It is human nature to have a fondness for older technology, but though a carburetor and three-speed manual transmission worked great in the 1940s to the 1970s, the computer age is not going away. The OEMs are constantly striving for the next best thing, be it eight-speed transmissions, small engines with turbos, or direct-injection gasoline engine technology. Luckily, there are still plenty of off-road enthusiasts who work at these OEMs and they can apply technology to make their trucks work great off-road as well as on-road. And never fret—there are plenty of old trucks out there with fewer gears and less high-tech powertrains you can rebuild to be your perfect 4x4.
Since your question seems relevant to many readers I’m picking you as this month’s Nuts, I’m Confused winner, and I will send you an Ultimate Adventure 2012 shirt.

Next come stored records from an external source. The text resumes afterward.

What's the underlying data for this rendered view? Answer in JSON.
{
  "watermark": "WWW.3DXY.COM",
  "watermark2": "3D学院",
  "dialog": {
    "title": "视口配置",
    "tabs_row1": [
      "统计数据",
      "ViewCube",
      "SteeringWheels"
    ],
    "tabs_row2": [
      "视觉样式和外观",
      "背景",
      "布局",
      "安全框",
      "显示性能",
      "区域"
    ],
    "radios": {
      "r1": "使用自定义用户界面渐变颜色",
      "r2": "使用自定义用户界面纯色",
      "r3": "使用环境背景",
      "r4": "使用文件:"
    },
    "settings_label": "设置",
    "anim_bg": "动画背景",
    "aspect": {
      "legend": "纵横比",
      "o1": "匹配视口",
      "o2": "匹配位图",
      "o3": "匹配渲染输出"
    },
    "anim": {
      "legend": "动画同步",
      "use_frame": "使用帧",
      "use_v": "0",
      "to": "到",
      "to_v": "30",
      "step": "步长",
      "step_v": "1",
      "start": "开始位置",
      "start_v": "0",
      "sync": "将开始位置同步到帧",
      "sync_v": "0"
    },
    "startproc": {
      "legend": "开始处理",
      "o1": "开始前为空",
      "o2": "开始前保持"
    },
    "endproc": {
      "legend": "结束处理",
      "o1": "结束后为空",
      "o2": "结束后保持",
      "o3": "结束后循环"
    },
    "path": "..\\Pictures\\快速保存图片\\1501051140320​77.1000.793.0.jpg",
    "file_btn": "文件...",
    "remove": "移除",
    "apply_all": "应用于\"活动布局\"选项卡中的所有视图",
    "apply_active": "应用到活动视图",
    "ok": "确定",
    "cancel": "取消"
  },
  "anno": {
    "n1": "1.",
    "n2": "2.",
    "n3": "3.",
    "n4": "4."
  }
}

Confused? Email your questions about trucks, 4x4s, and off-roading tech using “Nuts, I’m confused” as the subject and include a picture (if it’s applicable). Digital photos must measure no less than 1600 x 1200 pixels (or two megapixels) and be saved as a TIFF, an EPS, or a maximum-quality JPEG file. Also, I’ll be checking the forums on our website (www.4wheeloffroad.com), and if I see a question that I think more of you might want to have answered, I’ll print that as well. Otherwise drop it old-school style with the envelope addressed to the address below. Letters published in this magazine reflect the opinions of the writers, and we reserve the right to edit letters for clarity, brevity, or other purposes. Write to: Nuts & Bolts, 4-Wheel & Off-Road, 831 S. Douglas St., El Segundo, CA 90245 fax to: 310.531.9368 Email to: firstname.lastname@example.org